Go through the records below and show every line with the string "label".
### DATASET EXTRACT
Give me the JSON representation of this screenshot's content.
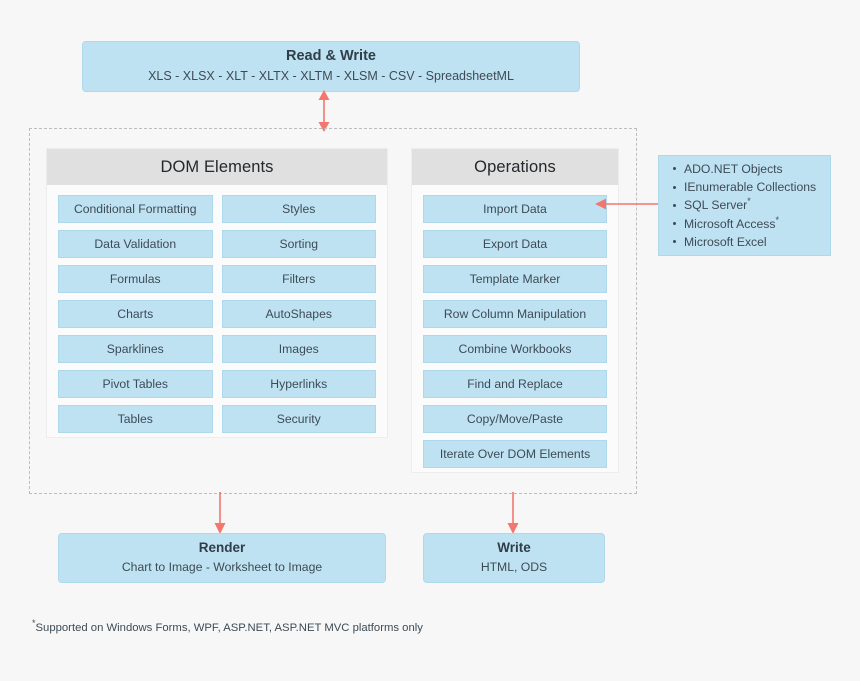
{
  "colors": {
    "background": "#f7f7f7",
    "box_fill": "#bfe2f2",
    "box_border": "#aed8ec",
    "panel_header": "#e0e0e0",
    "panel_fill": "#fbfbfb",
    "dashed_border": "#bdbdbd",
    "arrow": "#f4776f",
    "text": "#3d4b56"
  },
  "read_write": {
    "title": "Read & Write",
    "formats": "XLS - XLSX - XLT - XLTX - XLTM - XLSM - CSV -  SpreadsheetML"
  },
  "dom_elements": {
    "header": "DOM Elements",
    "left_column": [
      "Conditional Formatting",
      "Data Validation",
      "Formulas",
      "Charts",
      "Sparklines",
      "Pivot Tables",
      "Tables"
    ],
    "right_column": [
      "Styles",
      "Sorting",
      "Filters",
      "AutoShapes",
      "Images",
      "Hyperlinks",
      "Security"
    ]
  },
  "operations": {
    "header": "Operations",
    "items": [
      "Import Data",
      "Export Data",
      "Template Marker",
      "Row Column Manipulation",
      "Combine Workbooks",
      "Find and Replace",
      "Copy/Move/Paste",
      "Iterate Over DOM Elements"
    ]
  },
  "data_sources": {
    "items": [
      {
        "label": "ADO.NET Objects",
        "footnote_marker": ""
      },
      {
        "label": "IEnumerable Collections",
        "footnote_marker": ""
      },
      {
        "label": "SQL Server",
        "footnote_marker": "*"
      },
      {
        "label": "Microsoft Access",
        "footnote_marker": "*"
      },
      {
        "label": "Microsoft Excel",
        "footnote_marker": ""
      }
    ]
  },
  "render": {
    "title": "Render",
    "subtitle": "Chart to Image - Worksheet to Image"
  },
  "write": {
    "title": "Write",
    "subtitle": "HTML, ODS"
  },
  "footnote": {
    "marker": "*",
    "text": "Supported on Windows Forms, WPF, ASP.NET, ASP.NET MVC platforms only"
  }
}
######
FINISHED TASK:
        "label": "ADO.NET Objects",
        "label": "IEnumerable Collections",
        "label": "SQL Server",
        "label": "Microsoft Access",
        "label": "Microsoft Excel",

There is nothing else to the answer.